9 September 2008
Authors document cases in rich, poor nations, where patents are preventing science from tackling disease and hunger
OTTAWA – (9 September) The world’s intellectual property system is broken. It’s stopping lifesaving technologies from reaching the people who need them most in developed and developing countries, according to the authors of a report released in Ottawa today by an international coalition of experts.
“We found the same stumbling blocks in the traditional communities of Brazil as we did in a corporate boardroom,” said Richard Gold, professor of intellectual property at McGill University and chair of the International Expert Group that produced the report. “Most striking is that no matter where we looked, the lack of trust played a vital role in blocking negotiations that could have benefited both sides, as well as the larger public.”
“For better or for worse, biotechnology is at the heart of current debates about health care, the environment, food and development,” Gold said. “It offers the promise of producing plants to resist drought and nourish the world’s poor, and to offer new medicines and energy sources. Biotech is at the heart of not only today’s economy but its security and well-being as well.”
The report released today is the result of seven years of work by Gold and his colleagues, experts in law, ethics and economics. The report was funded by the Government of Canada and drew on the accounts and opinions of policy-makers, NGO leaders, industry representatives, scientists and academics from around the world.
While biotech’s potential seems unlimited, so do its problems. The report finds that a fixation on patents and privately-controlled research has frequently given rise to controversy and roadblocks to innovation. Recent examples include: the $612 million patent suit that almost shut down the world’s Blackberries; Myriad Genetics’ inability to introduce its breast cancer screening test in Canada and Europe; a pharmaceutical industry with an increasingly bare medicine cabinet; an ongoing failure to deliver life-saving medications to developing countries.
The current crisis in biotechnology has given rise not only to economic problems but to endemic mistrust among its actors that is stifling innovation and preventing cutting-edge technologies from helping those who can most benefit. The report and case studies provide the following as illustrations:
While exposing a number of systemic failures associated with biotech and IP regimes, the Expert Group reports that the best innovative activity occurs when everyone – researchers, companies, governments and NGOs – works together to ensure that new ideas reach the public, but are appropriately regulated and efficiently delivered to those who need them.
Most recently, Gold and his colleagues were instrumental in helping UNITAID, an international governmental group, design a patent pool to unblock patents so that needed fixed dose combination and pediatric antiretroviral medicines reach those suffering from HIV/AIDS.
“The end of our old way of doing business does not mean we don’t need a system for protecting intellectual knowledge,” Gold said. “We need an IP system that will support collaborations among researchers and partners in industry and academia worldwide so that knowledge gets to those who need it most. This means the laws may have to be changed, but more importantly, it means that we have a lot of work to do to change behaviors and build trust among all the players.

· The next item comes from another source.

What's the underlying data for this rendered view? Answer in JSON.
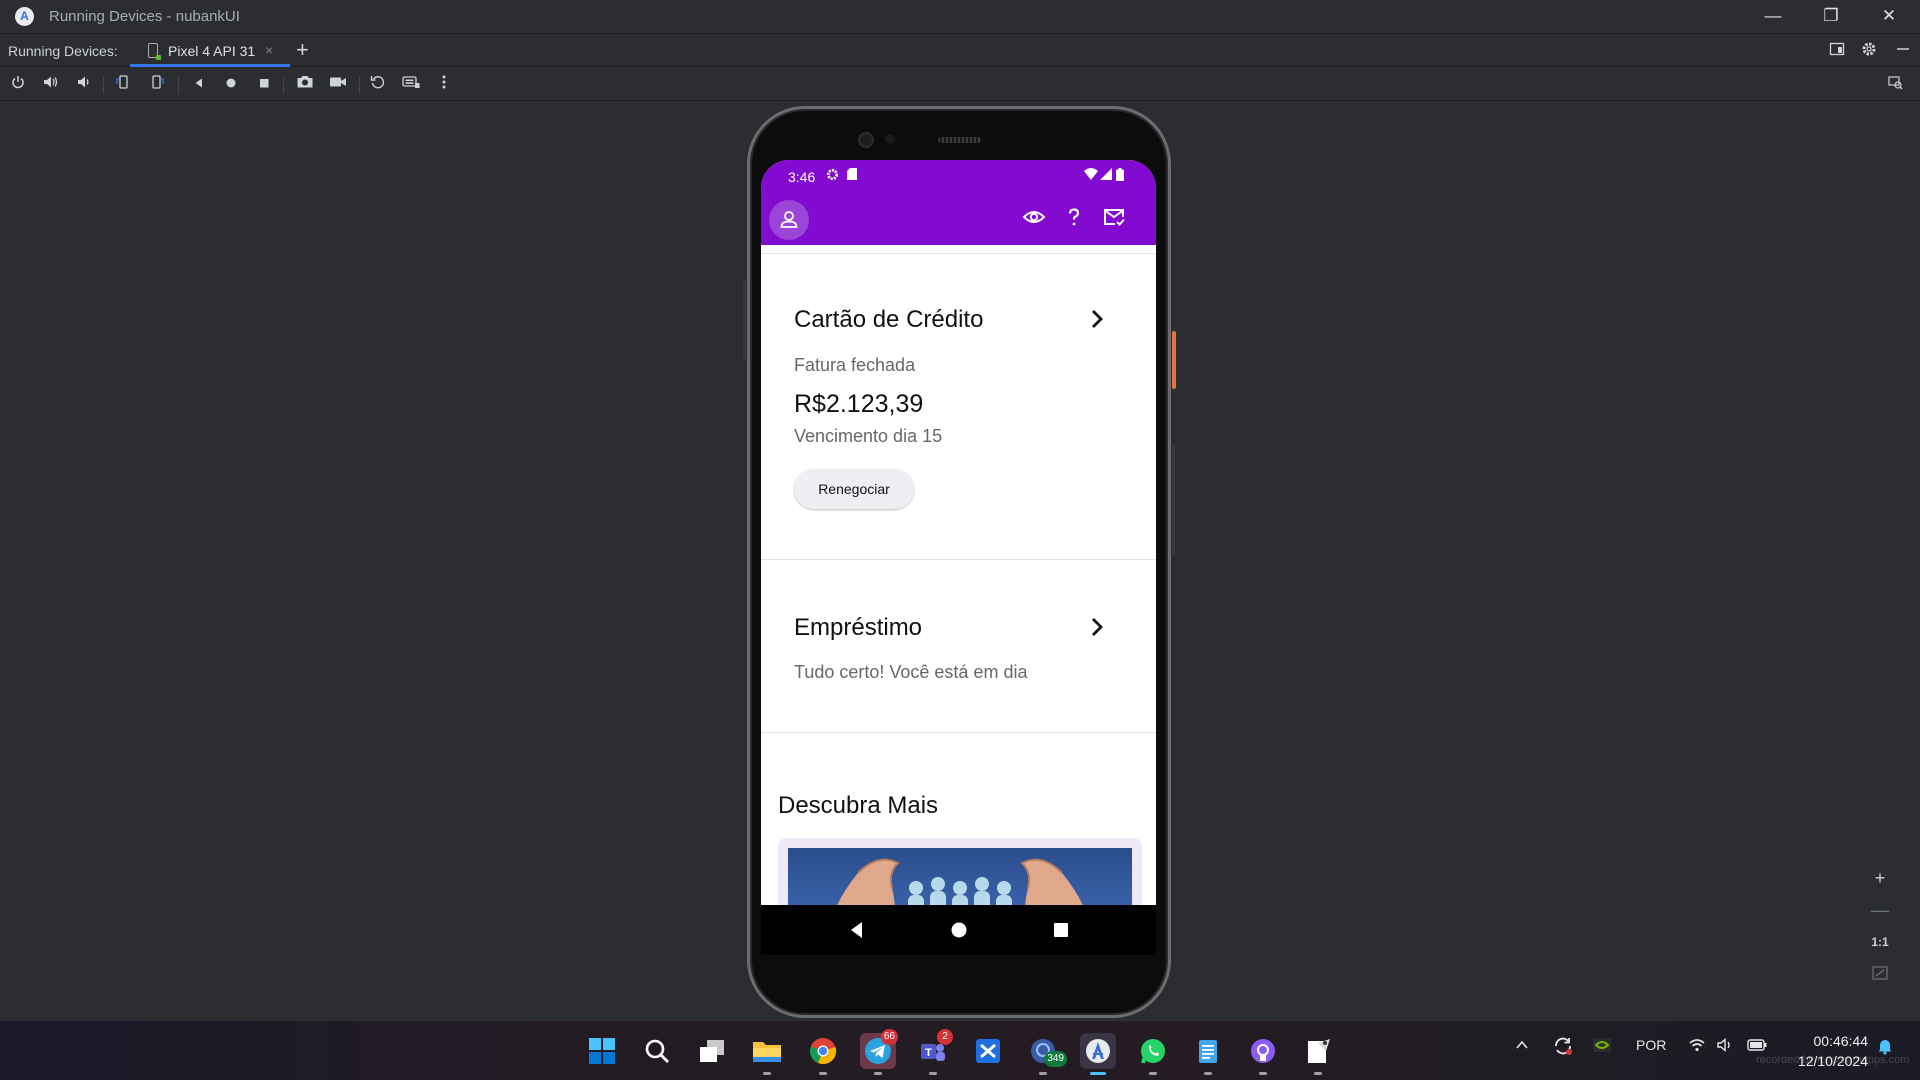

How people behave – in other words, their practices – and the effect of practices on innovation is critical. Public and private institutions – patent offices, courts, universities, governments, corporations and industry groups – that manage, award, review and hold intellectual property also play an essential role in shaping the IP system.”
TIP is an independent non-profit consultancy with experts in developed and developing countries specializing in the understanding, use and management of intellectual property. TIP’s mission is to foster innovation and creativity through the better use of intellectual property and its alternatives.

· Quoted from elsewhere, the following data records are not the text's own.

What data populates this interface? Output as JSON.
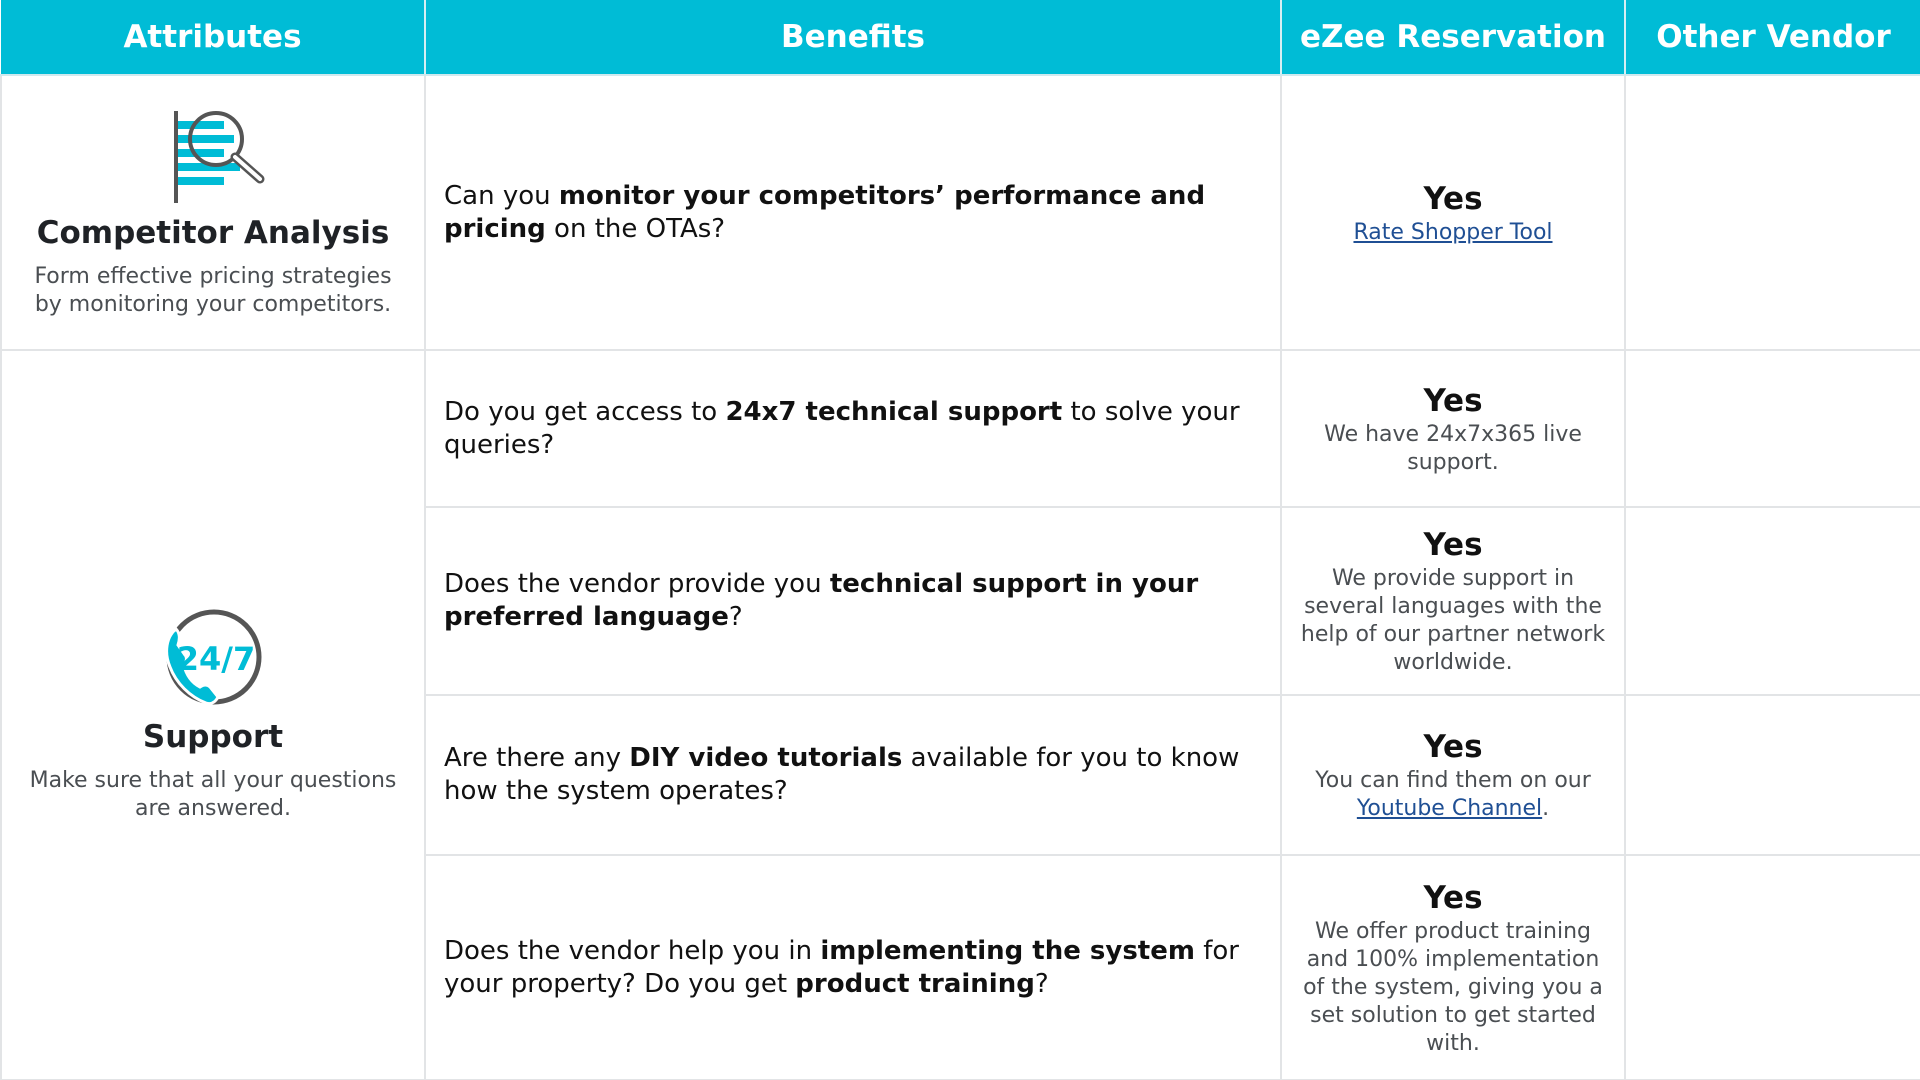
{
  "header": {
    "attributes": "Attributes",
    "benefits": "Benefits",
    "ezee": "eZee Reservation",
    "other": "Other Vendor"
  },
  "icons": {
    "competitor": "magnifier-bars-icon",
    "support": "phone-24-7-icon",
    "support_icon_text": "24/7",
    "accent": "#00bcd6",
    "dark": "#555555"
  },
  "groups": [
    {
      "title": "Competitor Analysis",
      "desc": "Form effective pricing strategies by monitoring your competitors.",
      "rows": [
        {
          "q_pre": "Can you ",
          "q_bold": "monitor your competitors’ performance and pricing",
          "q_post": " on the OTAs?",
          "yes": "Yes",
          "link": "Rate Shopper Tool"
        }
      ]
    },
    {
      "title": "Support",
      "desc": "Make sure that all your questions are answered.",
      "rows": [
        {
          "q_pre": "Do you get access to ",
          "q_bold": "24x7 technical support",
          "q_post": " to solve your queries?",
          "yes": "Yes",
          "note": "We have 24x7x365 live support."
        },
        {
          "q_pre": "Does the vendor provide you ",
          "q_bold": "technical support in your preferred language",
          "q_post": "?",
          "yes": "Yes",
          "note": "We provide support in several languages with the help of our partner network worldwide."
        },
        {
          "q_pre": "Are there any ",
          "q_bold": "DIY video tutorials",
          "q_post": " available for you to know how the system operates?",
          "yes": "Yes",
          "note_pre": "You can find them on our",
          "link": "Youtube Channel",
          "note_post": "."
        },
        {
          "q_pre": "Does the vendor help you in ",
          "q_bold": "implementing the system",
          "q_mid": " for your property? Do you get ",
          "q_bold2": "product training",
          "q_post": "?",
          "yes": "Yes",
          "note": "We offer product training and 100% implementation of the system, giving you a set solution to get started with."
        }
      ]
    }
  ]
}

The report released today, Toward a New Era of Intellectual Property: From Confrontation to Negotiation, documents a series of failed attempts to expand access to both traditional knowledge and the products of modern biotechnology. The authors, members of the International Expert Group on Biotechnology, Innovation and IP make a number of concrete recommendations to address their findings. Pointing to governments, the private sector and universities as crucial players, they call for better management of scientific knowledge and new ways to measure whether technology transfers are working. The following are among their key recommendations:
To access the findings of the International Expert Group on Biotechnology, Innovation and Intellectual Property click here.